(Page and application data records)
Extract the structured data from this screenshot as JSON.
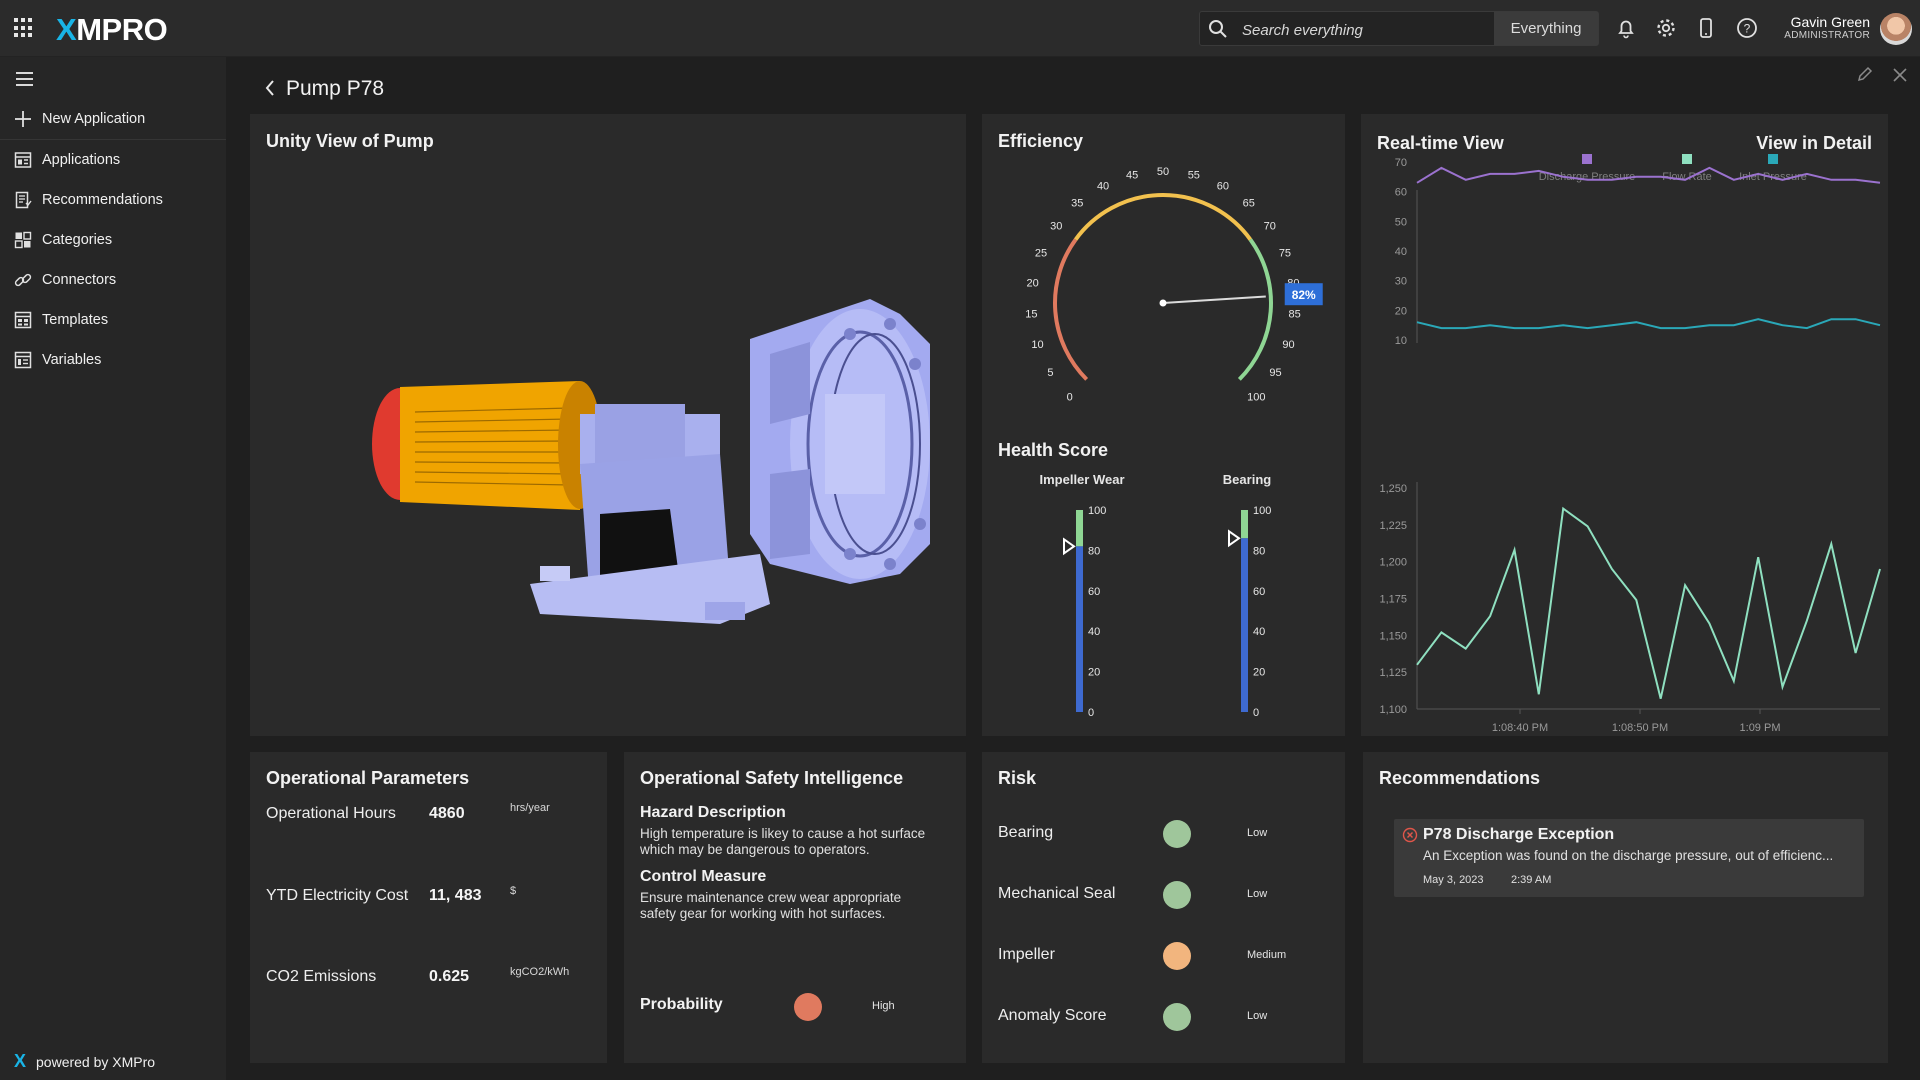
{
  "app": {
    "logo_x": "X",
    "logo_rest": "MPRO"
  },
  "search": {
    "placeholder": "Search everything",
    "scope": "Everything"
  },
  "user": {
    "name": "Gavin Green",
    "role": "ADMINISTRATOR"
  },
  "sidebar": {
    "items": [
      {
        "label": "New Application",
        "icon": "plus-icon"
      },
      {
        "label": "Applications",
        "icon": "applications-icon"
      },
      {
        "label": "Recommendations",
        "icon": "recommendations-icon"
      },
      {
        "label": "Categories",
        "icon": "categories-icon"
      },
      {
        "label": "Connectors",
        "icon": "link-icon"
      },
      {
        "label": "Templates",
        "icon": "templates-icon"
      },
      {
        "label": "Variables",
        "icon": "variables-icon"
      }
    ],
    "powered_by": "powered by XMPro"
  },
  "page": {
    "title": "Pump P78"
  },
  "unity": {
    "title": "Unity View of Pump"
  },
  "efficiency": {
    "title": "Efficiency",
    "value_label": "82%",
    "value": 82,
    "ticks": [
      "0",
      "5",
      "10",
      "15",
      "20",
      "25",
      "30",
      "35",
      "40",
      "45",
      "50",
      "55",
      "60",
      "65",
      "70",
      "75",
      "80",
      "85",
      "90",
      "95",
      "100"
    ],
    "colors": {
      "low": "#e07a5f",
      "mid": "#f2c14e",
      "high": "#8fd694"
    }
  },
  "health": {
    "title": "Health Score",
    "bars": [
      {
        "label": "Impeller Wear",
        "value": 82,
        "ticks": [
          "100",
          "80",
          "60",
          "40",
          "20",
          "0"
        ]
      },
      {
        "label": "Bearing",
        "value": 86,
        "ticks": [
          "100",
          "80",
          "60",
          "40",
          "20",
          "0"
        ]
      }
    ]
  },
  "realtime": {
    "title": "Real-time View",
    "detail_link": "View in Detail",
    "legend": [
      {
        "name": "Discharge Pressure",
        "color": "#9b72cf"
      },
      {
        "name": "Flow Rate",
        "color": "#8fe0c0"
      },
      {
        "name": "Inlet Pressure",
        "color": "#2aa8b8"
      }
    ],
    "top_yticks": [
      "70",
      "60",
      "50",
      "40",
      "30",
      "20",
      "10"
    ],
    "bottom_yticks": [
      "1,250",
      "1,225",
      "1,200",
      "1,175",
      "1,150",
      "1,125",
      "1,100"
    ],
    "xticks": [
      "1:08:40 PM",
      "1:08:50 PM",
      "1:09 PM"
    ]
  },
  "chart_data": {
    "type": "line",
    "title": "Real-time View",
    "x": [
      "1:08:35",
      "1:08:37",
      "1:08:39",
      "1:08:41",
      "1:08:43",
      "1:08:45",
      "1:08:47",
      "1:08:49",
      "1:08:51",
      "1:08:53",
      "1:08:55",
      "1:08:57",
      "1:08:59",
      "1:09:01",
      "1:09:03",
      "1:09:05",
      "1:09:07",
      "1:09:09",
      "1:09:11",
      "1:09:13"
    ],
    "series": [
      {
        "name": "Discharge Pressure",
        "axis": "top",
        "values": [
          63,
          68,
          64,
          66,
          66,
          67,
          65,
          64,
          64,
          65,
          65,
          64,
          68,
          64,
          66,
          64,
          66,
          64,
          64,
          63
        ]
      },
      {
        "name": "Inlet Pressure",
        "axis": "top",
        "values": [
          16,
          14,
          14,
          15,
          14,
          14,
          15,
          14,
          15,
          16,
          14,
          14,
          15,
          15,
          17,
          15,
          14,
          17,
          17,
          15
        ]
      },
      {
        "name": "Flow Rate",
        "axis": "bottom",
        "values": [
          1130,
          1152,
          1141,
          1163,
          1208,
          1110,
          1236,
          1224,
          1195,
          1174,
          1107,
          1184,
          1158,
          1119,
          1203,
          1115,
          1160,
          1212,
          1138,
          1195
        ]
      }
    ],
    "top_ylim": [
      10,
      70
    ],
    "bottom_ylim": [
      1100,
      1250
    ],
    "xticks": [
      "1:08:40 PM",
      "1:08:50 PM",
      "1:09 PM"
    ]
  },
  "operational": {
    "title": "Operational Parameters",
    "rows": [
      {
        "label": "Operational Hours",
        "value": "4860",
        "unit": "hrs/year"
      },
      {
        "label": "YTD Electricity Cost",
        "value": "11, 483",
        "unit": "$"
      },
      {
        "label": "CO2 Emissions",
        "value": "0.625",
        "unit": "kgCO2/kWh"
      }
    ]
  },
  "safety": {
    "title": "Operational Safety Intelligence",
    "hazard_title": "Hazard Description",
    "hazard_text_1": "High temperature is likey to cause a hot surface",
    "hazard_text_2": "which may be dangerous to operators.",
    "control_title": "Control Measure",
    "control_text_1": "Ensure maintenance crew wear appropriate",
    "control_text_2": "safety gear for working with hot surfaces.",
    "probability_label": "Probability",
    "probability_value": "High",
    "probability_color": "#e07a5f"
  },
  "risk": {
    "title": "Risk",
    "items": [
      {
        "label": "Bearing",
        "level": "Low",
        "color": "#9fc69b"
      },
      {
        "label": "Mechanical Seal",
        "level": "Low",
        "color": "#9fc69b"
      },
      {
        "label": "Impeller",
        "level": "Medium",
        "color": "#f2b57e"
      },
      {
        "label": "Anomaly Score",
        "level": "Low",
        "color": "#9fc69b"
      }
    ]
  },
  "recommendations": {
    "title": "Recommendations",
    "items": [
      {
        "title": "P78 Discharge Exception",
        "text": "An Exception was found on the discharge pressure, out of efficienc...",
        "date": "May 3, 2023",
        "time": "2:39 AM"
      }
    ]
  }
}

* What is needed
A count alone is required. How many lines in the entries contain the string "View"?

* Your response
4